Hector Gramajo Morales held a number of senior positions in the Guatemalan military and was Minister of Defense from 1987 to 1990. From 1982 to 1983 -- while Gramajo was ‎Army Vice Chief of Staff and director of the Army General Staff -- the Guatemalan military killed 75,000 people and destroyed some 440 villages in a massive counterinsurgency campaign directed primarily against the country's Mayan inhabitants.

Gramajo studied at the infamous "School of the Americas" (renamed the
Western Hemisphere Institute for Security Cooperation) at Fort Benning, Georgia in 1967, where the US government trained generations of Latin American military officers later associated with human rights abuses and dictatorships.

Apologists for the U.S.-backed genocidal dictatorship in Guatemala considered Gramajo a "moderating force" who scaled back the level of atrocities and supported a transition to civilian rule. As Gramajo infamously remarked in an interview while at Harvard:
"We have created a more humanitarian, less costly strategy, to be more compatible with the democratic system ... which provides development for 70 percent of the population while we kill 30 percent.
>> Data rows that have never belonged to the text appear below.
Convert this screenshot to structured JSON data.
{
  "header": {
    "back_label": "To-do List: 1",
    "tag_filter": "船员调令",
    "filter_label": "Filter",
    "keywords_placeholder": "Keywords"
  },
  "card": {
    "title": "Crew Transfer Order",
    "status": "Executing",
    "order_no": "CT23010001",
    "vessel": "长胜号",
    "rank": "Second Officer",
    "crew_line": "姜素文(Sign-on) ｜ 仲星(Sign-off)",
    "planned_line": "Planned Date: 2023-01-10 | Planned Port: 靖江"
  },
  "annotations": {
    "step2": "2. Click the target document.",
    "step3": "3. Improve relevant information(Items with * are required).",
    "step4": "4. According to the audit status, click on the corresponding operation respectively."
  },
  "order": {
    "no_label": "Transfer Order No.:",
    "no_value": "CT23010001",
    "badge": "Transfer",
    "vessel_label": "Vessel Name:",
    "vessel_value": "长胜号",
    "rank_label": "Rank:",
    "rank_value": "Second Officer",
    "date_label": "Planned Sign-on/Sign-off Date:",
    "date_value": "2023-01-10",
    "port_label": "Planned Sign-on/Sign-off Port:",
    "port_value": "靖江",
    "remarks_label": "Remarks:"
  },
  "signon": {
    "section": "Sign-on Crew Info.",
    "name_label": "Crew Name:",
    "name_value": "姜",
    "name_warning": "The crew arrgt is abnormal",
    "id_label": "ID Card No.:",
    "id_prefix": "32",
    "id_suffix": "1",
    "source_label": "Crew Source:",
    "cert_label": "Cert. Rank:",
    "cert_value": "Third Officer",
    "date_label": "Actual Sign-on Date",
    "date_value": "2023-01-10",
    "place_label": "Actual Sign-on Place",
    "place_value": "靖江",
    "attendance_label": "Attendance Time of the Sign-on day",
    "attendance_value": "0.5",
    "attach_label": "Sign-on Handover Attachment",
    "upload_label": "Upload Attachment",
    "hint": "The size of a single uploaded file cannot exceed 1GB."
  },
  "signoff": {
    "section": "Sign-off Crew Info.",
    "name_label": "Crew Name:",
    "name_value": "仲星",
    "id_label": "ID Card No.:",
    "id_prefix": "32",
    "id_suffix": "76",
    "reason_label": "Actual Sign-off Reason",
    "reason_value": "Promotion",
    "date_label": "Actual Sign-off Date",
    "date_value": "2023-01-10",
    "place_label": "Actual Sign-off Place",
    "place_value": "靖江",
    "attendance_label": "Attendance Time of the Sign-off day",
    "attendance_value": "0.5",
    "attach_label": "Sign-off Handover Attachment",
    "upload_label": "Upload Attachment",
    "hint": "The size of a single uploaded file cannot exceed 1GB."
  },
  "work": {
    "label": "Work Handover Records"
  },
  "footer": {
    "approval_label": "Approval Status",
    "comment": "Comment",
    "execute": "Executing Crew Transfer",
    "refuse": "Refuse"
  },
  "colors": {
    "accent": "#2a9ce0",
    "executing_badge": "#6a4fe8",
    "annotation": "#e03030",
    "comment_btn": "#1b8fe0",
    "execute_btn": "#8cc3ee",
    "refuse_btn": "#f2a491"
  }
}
Before, the strategy was to kill 100 percent." [1]
Or, as one U.S. government official put it: "Gramajo understands how we function. He's testified in front of Congress. He speaks good English." [2]

After stepping down as defense minister, Gramajo went to study at Harvard's Kennedy School of Government on a yearlong Mason fellowship while preparing to return home and launch a presidential campaign. He also gave a public address at the Kennedy School's Institute of Politics.

In June 1991, while heading to his commencement ceremony in academic robes, Gramajo was handed court papers informing him that he was being sued by eight Guatemalans for abuses perpetrated against them or their family members by forces under his command. Soon thereafter, the suit was combined with one brought by Sister Dianna Ortiz, an American nun who had been raped and tortured by Gramajo's forces filed a similar lawsuit. Both cases were filed under the Alien Tort Statute, which allows lawsuits in U.S. courts for some human rights violations committed abroad.

Gramajo did not contest the lawsuit and eventually left the United States. In April 1995, a federal judge in Boston ruled against him and awarded $47.5 million in damages to the plaintiffs.
Gramajo's bid for the presidency later that year failed. Gramajo never paid the award, nor did he ever return to the US, which revoked his entry visa.

On 12 March, 2004, Hector Gramajo died after being attacked on his farm by a swarm of "Africanized" bees.

[1] Jennifer Schirmer, "The Guatemalan military project: an interview with Gen. Hector Gramajo," Harvard International Review, Vol. 13, Issue 3 (Spring 1991).

[2] Michael Massing, "
A Harvard Man's Crimson Record: Why Is a Ruthless Guatemalan General Getting a JFK School Degree?" Washington Post, 2 June 1991.